(Data records for software interfaces)
Start of Block

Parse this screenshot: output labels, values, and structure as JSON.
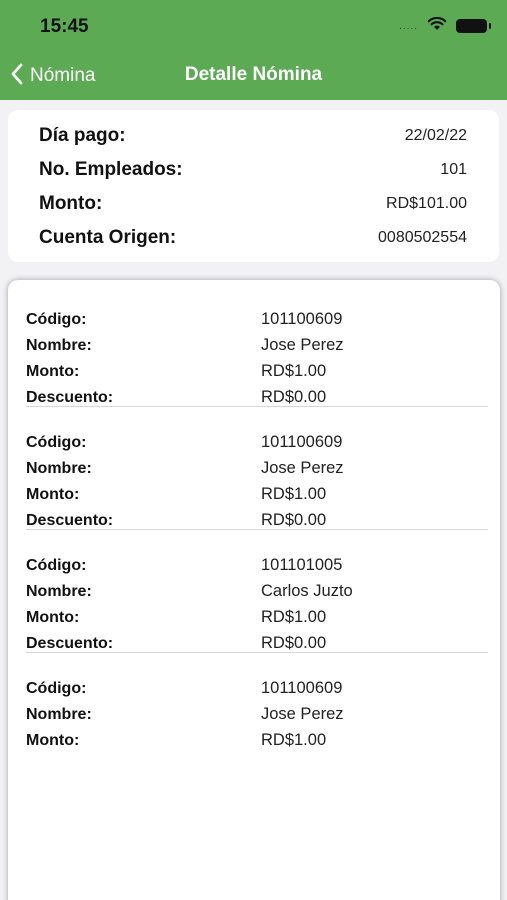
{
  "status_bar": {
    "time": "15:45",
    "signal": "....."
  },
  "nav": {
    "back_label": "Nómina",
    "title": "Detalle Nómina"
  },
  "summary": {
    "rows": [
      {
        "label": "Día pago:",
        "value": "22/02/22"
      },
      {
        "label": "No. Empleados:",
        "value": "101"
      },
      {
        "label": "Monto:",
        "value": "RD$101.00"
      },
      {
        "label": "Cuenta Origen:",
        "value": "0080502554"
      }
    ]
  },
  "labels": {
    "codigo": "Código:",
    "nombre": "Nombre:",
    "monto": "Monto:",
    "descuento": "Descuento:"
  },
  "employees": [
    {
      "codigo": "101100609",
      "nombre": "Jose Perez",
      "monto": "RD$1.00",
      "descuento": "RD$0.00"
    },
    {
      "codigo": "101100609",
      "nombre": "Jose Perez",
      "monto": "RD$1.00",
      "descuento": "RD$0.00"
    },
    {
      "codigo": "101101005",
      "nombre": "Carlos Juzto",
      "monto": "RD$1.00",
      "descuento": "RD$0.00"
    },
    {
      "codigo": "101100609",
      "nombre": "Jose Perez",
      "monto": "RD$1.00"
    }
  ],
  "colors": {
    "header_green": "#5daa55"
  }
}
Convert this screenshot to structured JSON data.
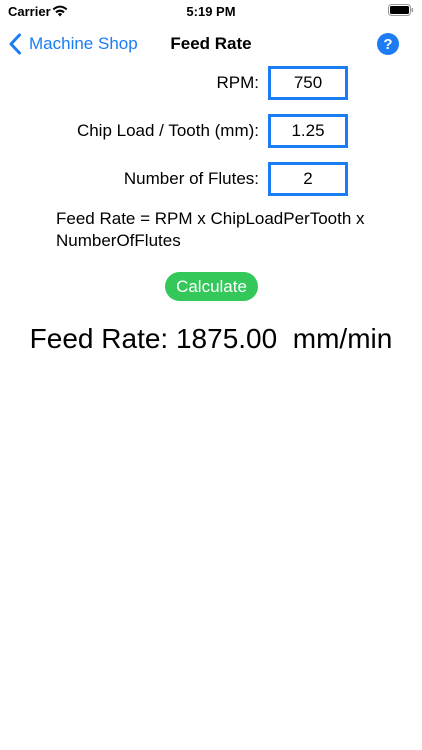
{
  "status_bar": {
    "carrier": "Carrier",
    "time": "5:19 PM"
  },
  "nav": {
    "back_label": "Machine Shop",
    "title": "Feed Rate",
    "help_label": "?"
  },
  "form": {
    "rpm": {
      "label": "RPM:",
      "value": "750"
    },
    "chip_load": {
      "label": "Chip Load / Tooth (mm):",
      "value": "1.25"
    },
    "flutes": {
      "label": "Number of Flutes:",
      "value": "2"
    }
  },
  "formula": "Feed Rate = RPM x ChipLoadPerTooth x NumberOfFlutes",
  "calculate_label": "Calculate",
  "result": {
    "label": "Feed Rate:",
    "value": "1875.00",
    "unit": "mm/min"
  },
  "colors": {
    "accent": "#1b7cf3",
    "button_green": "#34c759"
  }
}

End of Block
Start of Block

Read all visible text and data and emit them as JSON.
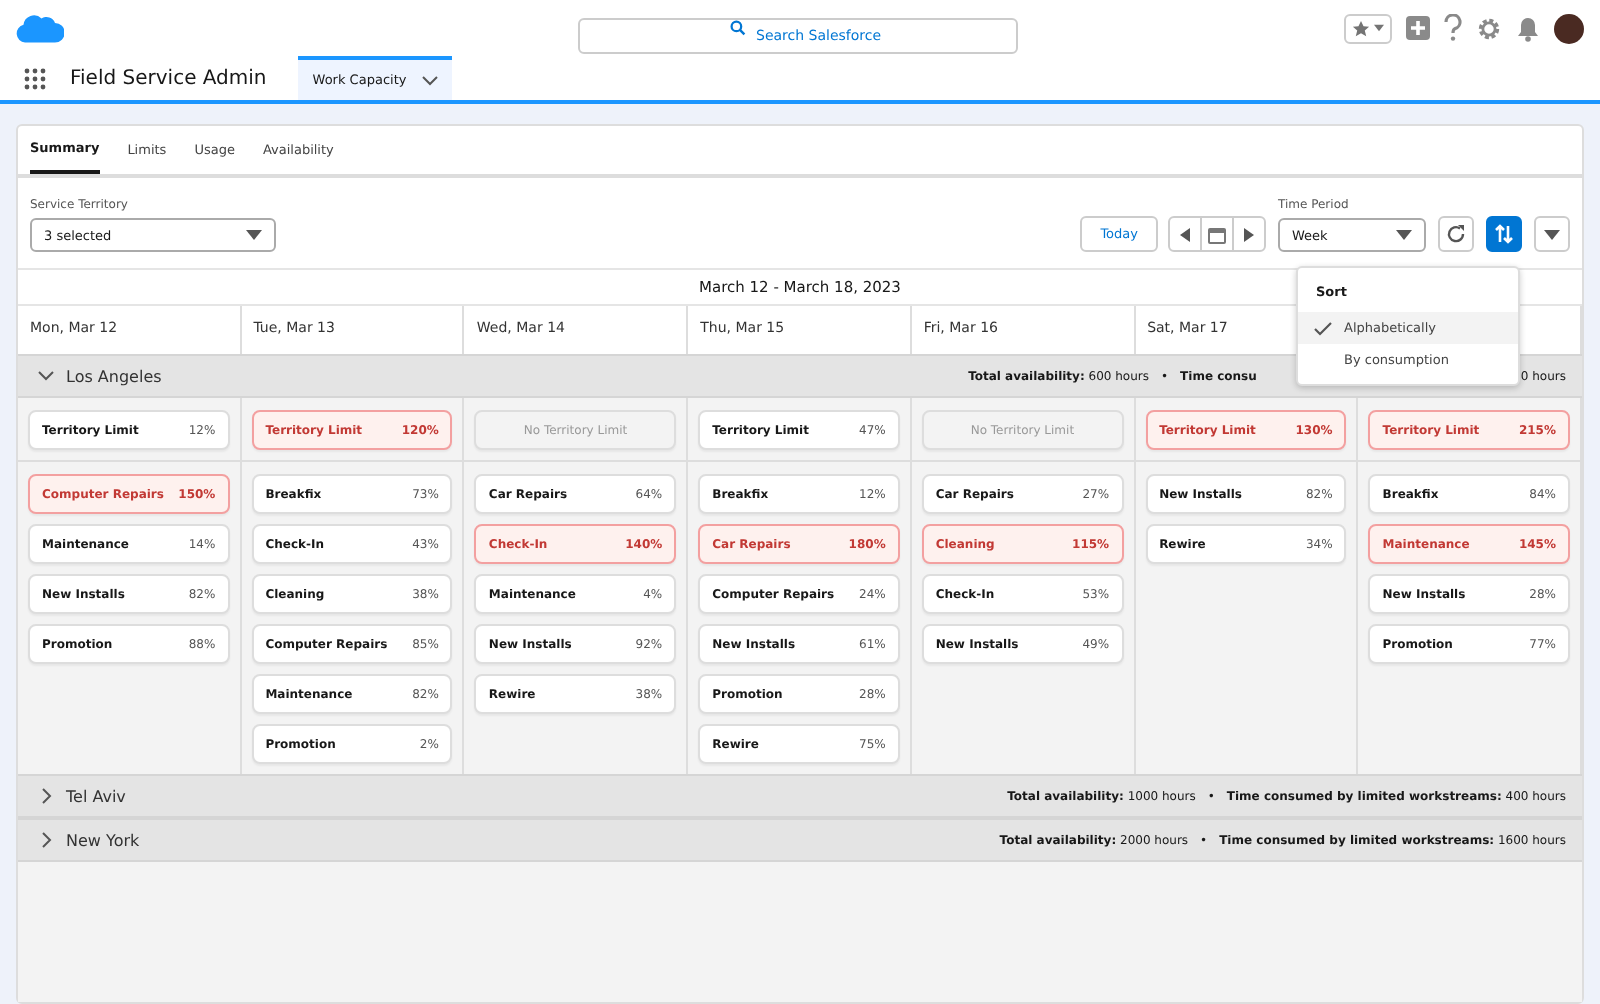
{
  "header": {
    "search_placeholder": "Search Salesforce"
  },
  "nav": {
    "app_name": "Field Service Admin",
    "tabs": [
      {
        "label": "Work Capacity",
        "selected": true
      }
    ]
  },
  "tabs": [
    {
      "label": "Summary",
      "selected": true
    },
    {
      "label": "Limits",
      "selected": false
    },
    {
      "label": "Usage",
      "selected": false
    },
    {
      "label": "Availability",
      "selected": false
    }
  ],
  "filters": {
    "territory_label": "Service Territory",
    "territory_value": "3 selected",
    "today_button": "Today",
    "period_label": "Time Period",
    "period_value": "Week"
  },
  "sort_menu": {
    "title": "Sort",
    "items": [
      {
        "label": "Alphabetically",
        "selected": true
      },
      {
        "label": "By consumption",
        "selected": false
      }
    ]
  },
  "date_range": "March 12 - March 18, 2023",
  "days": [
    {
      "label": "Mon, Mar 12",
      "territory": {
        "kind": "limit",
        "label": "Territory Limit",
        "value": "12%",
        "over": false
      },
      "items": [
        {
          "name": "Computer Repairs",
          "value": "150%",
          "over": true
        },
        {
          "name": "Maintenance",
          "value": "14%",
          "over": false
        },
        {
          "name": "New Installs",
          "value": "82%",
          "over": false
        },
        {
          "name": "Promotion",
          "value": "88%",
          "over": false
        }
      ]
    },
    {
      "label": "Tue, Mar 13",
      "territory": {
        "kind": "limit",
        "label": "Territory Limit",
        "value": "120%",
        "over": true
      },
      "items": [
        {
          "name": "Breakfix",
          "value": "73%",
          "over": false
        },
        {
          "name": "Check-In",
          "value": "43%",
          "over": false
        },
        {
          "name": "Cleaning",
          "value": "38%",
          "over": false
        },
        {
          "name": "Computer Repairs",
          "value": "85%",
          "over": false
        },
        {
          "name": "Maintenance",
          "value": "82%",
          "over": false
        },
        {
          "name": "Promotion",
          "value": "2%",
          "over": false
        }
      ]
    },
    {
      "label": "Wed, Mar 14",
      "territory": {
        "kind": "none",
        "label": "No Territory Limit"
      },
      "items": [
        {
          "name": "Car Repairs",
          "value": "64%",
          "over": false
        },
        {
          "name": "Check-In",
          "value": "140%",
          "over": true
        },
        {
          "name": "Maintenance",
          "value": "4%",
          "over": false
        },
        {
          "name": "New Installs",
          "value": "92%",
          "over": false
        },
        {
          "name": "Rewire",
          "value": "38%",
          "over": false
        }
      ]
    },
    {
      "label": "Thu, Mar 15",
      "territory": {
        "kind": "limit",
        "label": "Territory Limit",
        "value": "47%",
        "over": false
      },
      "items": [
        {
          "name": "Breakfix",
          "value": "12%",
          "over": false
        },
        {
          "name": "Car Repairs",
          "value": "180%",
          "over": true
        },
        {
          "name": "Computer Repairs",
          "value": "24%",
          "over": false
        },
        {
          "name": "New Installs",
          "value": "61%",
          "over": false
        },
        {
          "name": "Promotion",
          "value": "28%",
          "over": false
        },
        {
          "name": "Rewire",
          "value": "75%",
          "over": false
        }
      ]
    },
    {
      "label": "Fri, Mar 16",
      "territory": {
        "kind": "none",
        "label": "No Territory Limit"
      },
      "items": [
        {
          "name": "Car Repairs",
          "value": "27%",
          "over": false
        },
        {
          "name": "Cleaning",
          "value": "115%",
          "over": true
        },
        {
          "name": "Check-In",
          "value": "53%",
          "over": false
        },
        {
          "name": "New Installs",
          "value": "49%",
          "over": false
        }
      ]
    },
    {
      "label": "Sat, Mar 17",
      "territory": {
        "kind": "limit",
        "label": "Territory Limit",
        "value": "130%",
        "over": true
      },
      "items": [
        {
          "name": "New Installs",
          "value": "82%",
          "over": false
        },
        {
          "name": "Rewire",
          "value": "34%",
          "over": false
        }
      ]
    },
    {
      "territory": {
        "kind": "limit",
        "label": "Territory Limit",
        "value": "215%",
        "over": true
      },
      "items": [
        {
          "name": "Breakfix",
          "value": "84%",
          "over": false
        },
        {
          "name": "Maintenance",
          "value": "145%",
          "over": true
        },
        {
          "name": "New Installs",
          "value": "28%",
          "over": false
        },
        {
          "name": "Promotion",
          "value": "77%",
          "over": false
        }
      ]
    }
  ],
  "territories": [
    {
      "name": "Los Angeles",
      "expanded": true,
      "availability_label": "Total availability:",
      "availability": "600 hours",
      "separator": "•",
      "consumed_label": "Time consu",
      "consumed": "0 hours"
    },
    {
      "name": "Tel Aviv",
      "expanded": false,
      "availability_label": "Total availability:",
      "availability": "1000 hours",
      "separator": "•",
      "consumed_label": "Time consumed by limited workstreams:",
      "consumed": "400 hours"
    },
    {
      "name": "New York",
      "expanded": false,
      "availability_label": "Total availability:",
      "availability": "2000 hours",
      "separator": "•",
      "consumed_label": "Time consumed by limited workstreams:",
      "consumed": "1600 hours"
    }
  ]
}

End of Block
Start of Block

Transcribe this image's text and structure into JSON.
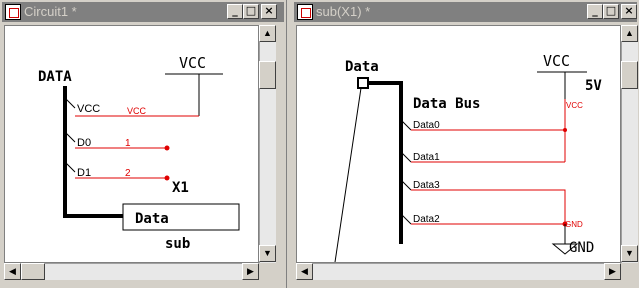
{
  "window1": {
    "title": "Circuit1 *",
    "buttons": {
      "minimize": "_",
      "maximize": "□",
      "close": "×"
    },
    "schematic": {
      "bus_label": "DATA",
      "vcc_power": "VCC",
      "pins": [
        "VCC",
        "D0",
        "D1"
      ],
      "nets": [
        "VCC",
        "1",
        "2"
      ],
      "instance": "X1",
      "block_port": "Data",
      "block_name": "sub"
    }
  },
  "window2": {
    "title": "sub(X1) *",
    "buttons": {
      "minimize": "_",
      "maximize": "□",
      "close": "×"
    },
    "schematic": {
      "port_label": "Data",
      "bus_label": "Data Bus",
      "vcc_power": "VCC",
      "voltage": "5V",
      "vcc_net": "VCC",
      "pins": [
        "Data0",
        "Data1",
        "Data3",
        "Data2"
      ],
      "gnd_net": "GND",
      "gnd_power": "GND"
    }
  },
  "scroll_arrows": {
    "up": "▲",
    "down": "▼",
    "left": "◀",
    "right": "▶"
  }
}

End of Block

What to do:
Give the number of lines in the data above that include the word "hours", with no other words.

Result for this task:
6